Dr Siddons places a great deal of emphasis on restorative dentistry using minimally invasive techniques and preserving as much of the natural tooth as possible when completing crowns, bridges and veneers.
‘Although with the advent of dental implants we often don’t place bridges for missing teeth as a carefully placed implant with a crown on top is a more modern, less destructive approach,’ he explained. ‘We can even rid a patient of their wobbly dentures by placing two or more implants and attaching a small unobtrusive new denture over the top, which sits securely in the mouth.’
Even traditional veneers have moved on, becoming more like thin false fingernails. Dr Siddons is an expert in the European same-day veneer system called Componeer, which he teaches to other dentists all over the UK.

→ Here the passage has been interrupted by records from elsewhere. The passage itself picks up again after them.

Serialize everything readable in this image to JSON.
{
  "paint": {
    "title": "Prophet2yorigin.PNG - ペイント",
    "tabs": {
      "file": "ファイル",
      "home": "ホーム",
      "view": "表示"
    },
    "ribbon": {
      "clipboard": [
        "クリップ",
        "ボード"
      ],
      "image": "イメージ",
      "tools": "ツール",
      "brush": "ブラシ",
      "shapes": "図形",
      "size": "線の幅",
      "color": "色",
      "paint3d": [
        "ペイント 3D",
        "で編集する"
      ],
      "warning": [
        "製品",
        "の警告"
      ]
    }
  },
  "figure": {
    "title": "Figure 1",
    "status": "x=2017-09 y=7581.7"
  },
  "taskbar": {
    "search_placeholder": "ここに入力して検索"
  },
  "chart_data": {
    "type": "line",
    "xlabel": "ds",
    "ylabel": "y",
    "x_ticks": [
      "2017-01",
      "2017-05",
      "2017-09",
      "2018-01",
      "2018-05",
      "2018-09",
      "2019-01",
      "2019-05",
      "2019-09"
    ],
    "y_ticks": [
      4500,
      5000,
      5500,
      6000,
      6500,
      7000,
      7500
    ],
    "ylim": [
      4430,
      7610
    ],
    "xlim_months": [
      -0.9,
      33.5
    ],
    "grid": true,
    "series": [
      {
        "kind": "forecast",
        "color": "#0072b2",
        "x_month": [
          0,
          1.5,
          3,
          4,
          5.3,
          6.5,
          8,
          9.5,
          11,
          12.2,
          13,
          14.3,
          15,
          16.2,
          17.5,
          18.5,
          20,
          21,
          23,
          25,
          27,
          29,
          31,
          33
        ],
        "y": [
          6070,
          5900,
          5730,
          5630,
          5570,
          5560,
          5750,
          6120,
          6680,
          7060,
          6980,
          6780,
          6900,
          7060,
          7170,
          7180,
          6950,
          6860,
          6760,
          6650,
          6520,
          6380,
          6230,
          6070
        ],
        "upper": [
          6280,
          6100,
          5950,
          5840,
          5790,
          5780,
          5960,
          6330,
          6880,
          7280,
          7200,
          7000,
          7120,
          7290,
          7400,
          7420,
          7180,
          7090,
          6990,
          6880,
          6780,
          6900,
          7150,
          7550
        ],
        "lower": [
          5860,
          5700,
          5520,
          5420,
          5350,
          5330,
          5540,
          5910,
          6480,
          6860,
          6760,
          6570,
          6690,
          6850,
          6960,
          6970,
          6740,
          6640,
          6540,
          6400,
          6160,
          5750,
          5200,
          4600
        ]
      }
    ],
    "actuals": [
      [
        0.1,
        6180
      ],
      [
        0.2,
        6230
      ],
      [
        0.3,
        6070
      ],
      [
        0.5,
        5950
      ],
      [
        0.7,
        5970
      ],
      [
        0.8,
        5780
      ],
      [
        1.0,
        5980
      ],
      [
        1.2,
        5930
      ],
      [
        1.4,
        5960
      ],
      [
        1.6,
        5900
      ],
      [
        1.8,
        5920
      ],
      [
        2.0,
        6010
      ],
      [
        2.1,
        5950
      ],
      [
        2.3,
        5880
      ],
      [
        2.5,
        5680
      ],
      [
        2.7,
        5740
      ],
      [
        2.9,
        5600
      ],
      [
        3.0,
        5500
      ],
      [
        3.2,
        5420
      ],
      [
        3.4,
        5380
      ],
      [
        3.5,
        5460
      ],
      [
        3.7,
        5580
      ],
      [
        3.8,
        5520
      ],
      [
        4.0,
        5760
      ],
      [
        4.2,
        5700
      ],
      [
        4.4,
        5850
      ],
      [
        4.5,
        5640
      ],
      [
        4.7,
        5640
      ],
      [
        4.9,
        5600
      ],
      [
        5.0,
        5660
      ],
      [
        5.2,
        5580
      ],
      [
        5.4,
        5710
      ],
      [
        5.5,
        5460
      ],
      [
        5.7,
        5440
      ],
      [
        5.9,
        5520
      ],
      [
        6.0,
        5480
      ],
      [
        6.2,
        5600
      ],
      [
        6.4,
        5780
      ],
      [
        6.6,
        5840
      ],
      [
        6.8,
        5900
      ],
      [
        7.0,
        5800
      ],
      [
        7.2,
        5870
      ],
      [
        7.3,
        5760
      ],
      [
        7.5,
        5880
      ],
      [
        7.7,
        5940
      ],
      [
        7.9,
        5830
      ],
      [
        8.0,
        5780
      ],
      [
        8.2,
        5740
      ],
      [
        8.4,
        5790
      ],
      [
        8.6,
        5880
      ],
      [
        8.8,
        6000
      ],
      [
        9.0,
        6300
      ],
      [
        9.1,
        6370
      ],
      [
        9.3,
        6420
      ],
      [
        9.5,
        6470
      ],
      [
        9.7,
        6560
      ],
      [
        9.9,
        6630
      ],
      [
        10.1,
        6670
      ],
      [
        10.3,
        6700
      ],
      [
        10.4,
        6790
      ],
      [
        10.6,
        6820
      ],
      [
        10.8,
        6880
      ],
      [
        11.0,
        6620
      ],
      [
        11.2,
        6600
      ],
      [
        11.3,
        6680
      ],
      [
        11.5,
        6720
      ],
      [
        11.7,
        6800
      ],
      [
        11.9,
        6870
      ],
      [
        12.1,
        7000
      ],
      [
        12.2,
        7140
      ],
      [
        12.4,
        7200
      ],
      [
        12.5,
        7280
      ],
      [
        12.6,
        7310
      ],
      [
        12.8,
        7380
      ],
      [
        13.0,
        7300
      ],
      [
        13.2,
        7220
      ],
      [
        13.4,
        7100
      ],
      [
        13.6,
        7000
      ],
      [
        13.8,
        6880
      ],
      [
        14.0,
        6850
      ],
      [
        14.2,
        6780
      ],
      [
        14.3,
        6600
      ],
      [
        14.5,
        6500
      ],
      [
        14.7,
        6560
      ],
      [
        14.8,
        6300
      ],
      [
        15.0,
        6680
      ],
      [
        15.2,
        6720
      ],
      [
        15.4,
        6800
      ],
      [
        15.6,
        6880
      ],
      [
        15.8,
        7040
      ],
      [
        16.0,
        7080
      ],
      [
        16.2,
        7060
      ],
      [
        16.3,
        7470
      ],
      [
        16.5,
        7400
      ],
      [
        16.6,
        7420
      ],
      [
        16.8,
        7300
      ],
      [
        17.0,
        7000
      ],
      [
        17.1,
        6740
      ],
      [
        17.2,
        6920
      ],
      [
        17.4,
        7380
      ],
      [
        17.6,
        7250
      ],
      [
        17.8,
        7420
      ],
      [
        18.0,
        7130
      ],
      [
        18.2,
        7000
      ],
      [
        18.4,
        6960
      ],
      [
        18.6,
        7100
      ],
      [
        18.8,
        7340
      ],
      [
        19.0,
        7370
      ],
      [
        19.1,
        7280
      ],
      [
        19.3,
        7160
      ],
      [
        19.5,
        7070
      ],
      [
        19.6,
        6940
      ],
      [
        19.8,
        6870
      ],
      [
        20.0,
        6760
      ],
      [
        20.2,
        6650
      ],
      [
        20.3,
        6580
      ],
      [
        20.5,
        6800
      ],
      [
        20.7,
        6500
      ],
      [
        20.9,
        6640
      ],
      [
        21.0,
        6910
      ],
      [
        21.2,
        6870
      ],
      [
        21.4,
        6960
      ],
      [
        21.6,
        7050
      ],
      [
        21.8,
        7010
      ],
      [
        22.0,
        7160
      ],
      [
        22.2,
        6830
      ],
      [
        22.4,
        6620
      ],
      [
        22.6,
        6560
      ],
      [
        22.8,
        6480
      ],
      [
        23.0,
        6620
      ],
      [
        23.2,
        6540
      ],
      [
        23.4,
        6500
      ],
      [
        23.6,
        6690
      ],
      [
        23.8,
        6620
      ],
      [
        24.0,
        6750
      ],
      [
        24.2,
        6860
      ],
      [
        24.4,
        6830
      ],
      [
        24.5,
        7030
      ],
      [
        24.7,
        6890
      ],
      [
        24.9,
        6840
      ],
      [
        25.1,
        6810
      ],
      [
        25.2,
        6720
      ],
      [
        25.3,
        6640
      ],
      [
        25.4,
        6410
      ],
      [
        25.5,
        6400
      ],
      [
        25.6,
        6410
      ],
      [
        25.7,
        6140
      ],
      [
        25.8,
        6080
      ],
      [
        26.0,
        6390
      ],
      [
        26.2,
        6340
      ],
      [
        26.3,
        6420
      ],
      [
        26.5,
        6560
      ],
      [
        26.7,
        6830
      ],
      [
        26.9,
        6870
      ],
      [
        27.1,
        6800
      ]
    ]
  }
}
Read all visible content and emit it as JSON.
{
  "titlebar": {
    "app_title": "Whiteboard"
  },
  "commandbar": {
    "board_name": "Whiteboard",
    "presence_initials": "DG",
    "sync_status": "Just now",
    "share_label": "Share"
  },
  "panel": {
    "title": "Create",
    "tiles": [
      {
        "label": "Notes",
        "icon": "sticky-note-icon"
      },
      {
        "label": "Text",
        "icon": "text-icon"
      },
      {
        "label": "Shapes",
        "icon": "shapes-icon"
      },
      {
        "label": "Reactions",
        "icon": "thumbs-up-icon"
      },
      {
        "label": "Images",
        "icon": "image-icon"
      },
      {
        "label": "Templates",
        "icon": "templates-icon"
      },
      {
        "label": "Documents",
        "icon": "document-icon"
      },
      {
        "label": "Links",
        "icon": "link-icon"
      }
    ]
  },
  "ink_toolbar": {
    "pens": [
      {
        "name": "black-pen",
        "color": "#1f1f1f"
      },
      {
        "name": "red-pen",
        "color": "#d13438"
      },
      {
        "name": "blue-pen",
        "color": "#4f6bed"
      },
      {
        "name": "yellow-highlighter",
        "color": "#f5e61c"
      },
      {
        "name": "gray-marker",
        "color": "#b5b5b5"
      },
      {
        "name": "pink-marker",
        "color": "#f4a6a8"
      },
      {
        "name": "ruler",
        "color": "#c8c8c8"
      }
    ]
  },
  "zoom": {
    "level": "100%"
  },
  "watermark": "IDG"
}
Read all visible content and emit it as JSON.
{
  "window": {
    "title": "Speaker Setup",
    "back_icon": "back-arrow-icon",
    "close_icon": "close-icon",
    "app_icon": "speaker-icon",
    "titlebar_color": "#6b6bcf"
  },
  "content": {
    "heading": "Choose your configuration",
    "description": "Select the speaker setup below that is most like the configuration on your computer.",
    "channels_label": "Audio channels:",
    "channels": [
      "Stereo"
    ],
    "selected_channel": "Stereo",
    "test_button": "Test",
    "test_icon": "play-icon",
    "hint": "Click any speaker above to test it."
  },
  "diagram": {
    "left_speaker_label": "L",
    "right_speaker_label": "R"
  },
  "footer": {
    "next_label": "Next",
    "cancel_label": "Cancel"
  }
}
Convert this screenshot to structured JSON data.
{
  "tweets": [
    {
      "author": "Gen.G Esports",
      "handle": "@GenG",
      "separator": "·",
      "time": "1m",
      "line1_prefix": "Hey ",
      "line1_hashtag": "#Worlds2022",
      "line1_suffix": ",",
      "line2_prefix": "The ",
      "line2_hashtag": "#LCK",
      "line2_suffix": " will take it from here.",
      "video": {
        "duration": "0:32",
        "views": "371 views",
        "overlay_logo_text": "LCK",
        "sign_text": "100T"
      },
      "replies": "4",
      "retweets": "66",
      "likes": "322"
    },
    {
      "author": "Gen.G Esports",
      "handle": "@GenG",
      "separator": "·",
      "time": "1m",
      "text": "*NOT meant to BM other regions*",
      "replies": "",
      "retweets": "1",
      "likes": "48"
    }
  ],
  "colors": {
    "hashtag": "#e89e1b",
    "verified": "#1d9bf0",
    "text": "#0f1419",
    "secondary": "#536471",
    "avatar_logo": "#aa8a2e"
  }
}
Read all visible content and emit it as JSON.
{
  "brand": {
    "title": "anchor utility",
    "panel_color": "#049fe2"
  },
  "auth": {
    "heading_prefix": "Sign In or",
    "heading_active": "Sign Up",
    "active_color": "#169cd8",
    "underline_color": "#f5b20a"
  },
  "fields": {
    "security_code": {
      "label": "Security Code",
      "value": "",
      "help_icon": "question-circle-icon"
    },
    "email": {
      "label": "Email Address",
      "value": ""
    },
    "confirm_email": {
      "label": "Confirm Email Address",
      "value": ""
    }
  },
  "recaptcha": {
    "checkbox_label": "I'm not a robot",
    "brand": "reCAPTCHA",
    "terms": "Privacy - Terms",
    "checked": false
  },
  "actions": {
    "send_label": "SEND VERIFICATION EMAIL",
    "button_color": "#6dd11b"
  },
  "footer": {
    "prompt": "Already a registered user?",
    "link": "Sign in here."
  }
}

‘I take a great deal of satisfaction in the finished product,’ he said, with a smile (not surprisingly). ‘We love it as a team when we hear from patients that at last they are able to smile. And when having photographs taken they no longer place a strategic hand over their mouth but belt out a huge grin. For us, that’s a job well done.’